Healthcare expenses account for a considerable portion of the overall cost of living. If you relocate to another state, your capacity to purchase healthcare, as well as your ability to obtain treatment, are major markers of how much you will pay for this vital resource. The rates set for insurance coverage in a state, as well as the out-of-pocket payments that must be paid by you when receiving care, are used to determine affordability. Your cost of living will rise if rates or out-of-pocket expenses are high. The ease or difficulty of receiving healthcare is referred to as access to healthcare. Access is measured by identifying barriers to care delivery, such as the inability to obtain insurance coverage, the need to travel great distances to health care facilities, and the absence of adequate facilities and/or healthcare experts. Another key factor to consider is the timeliness of care, or how quickly you can see a healthcare provider.
What Is the Cheapest City in Washington State to Live in?
You may discover that there are additional hidden beauties outside of Seattle as you travel around Washington state. While King County and its neighboring areas are often the most popular places to visit and relocate to, there are more affordable communities that offer entertainment and community activities for residents seeking a lower cost of living than Washington state’s average.
Despite being the state capital, this city is surprisingly cheap.
While the area’s typical household income is $52,834, the average home price is only $240,800, making it significantly less expensive than areas closer to Washington state’s average cost of living.
Olympia also has easy access to nature, whether you want to go fishing or trekking on the Bothell, just outside of Seattle, is another affordable location in Washington state to explore. While not the cheapest in the state, it is one of the most cost-effective areas in King County. The average home costs $344,600, while the median earnings of $75,643 remain high. Bothell is a popular choice for families and young professionals just starting out in their professions because it is only a 30-minute drive from Seattle.

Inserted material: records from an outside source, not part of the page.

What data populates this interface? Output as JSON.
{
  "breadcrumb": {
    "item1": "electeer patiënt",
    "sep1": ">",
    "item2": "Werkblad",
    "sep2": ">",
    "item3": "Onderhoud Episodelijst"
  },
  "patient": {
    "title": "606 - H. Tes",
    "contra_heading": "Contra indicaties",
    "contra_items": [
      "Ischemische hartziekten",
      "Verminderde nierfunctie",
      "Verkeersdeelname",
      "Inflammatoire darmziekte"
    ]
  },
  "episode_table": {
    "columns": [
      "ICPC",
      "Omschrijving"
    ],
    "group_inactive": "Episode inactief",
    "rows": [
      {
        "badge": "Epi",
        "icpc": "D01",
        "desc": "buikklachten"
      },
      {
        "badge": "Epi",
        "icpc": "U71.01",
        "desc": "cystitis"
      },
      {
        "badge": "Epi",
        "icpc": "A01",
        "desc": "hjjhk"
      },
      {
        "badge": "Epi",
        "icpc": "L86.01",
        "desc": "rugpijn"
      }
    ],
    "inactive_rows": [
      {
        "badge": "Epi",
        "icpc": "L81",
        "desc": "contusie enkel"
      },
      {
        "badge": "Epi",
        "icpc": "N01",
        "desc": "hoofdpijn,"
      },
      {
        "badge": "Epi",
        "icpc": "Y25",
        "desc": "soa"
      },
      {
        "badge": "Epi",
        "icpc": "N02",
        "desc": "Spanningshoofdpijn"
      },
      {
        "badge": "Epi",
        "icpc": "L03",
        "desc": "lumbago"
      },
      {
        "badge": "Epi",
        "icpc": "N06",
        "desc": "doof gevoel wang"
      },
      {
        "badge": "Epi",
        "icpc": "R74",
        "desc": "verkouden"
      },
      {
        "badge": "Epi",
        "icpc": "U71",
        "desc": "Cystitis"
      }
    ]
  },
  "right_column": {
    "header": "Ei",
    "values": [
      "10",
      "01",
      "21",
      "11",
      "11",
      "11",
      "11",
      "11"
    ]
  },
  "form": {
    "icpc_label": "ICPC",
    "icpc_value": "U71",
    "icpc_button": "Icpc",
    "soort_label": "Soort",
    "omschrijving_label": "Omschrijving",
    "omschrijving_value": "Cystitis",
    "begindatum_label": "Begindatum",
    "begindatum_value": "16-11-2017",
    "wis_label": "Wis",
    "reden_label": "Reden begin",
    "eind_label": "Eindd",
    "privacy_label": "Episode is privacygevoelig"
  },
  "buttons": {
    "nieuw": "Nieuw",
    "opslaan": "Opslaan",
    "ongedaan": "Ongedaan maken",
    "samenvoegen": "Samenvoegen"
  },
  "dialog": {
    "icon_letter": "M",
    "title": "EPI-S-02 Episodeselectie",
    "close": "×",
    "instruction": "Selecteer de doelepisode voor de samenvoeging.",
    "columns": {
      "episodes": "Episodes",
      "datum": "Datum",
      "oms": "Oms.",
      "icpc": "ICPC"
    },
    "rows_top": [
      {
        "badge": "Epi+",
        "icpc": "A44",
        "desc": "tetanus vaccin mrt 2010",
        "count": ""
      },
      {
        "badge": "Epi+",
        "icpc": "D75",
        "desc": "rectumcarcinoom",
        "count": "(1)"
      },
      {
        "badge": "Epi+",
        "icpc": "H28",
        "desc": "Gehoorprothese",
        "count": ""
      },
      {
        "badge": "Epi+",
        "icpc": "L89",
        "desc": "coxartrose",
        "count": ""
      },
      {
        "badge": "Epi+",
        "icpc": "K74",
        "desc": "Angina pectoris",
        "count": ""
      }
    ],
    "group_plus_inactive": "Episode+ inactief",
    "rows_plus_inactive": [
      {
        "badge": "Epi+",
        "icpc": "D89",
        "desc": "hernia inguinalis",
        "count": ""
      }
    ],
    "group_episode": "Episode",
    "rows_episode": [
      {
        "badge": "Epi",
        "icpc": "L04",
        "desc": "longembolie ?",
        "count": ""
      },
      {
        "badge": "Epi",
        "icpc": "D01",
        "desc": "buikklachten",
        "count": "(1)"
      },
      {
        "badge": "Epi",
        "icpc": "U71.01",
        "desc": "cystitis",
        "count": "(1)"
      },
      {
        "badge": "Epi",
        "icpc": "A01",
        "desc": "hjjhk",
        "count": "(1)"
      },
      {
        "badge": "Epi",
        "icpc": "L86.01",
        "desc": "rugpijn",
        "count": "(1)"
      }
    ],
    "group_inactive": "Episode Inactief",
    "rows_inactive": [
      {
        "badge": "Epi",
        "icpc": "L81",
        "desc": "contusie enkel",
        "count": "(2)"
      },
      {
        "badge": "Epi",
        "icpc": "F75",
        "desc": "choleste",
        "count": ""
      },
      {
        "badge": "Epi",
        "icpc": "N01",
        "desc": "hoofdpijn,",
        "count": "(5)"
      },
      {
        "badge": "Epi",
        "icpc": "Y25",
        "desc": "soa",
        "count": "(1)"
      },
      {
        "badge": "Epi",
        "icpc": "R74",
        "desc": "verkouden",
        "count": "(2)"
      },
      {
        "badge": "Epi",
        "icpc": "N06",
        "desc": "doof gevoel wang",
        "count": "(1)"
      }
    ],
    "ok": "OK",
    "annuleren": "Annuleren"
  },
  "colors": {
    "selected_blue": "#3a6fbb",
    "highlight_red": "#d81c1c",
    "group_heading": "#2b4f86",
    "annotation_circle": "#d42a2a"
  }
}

Before settling down in Seattle, have a look at some of these cities in Washington state that has a lower cost of living to see if they can provide you with the same experiences at a lesser cost. By choosing a place off the beaten path, you may be able to afford a larger home or a smaller mortgage.
What Is the Most Affordable State of Living in?
If you’re looking for a place to live only on the basis of cost, you might want to consider states outside of the Pacific Northwest. The cost of living in Washington and Oregon is among the highest in the country, although there are more cheap cities and regions throughout the country, especially in the South. Mississippi is the cheapest state to live in, with a cost of living that is 15% less than the national average. Its monthly dwelling costs around $795, and its living wage is only $48,537.Transportation, food, childcare, and other necessities are also among the most affordable in the country. Oklahoma, Arkansas, Kansas, and Missouri are among the states with the lowest cost of living. Georgia is also on the list; however, the cost of living in Atlanta is far greater than elsewhere in the state.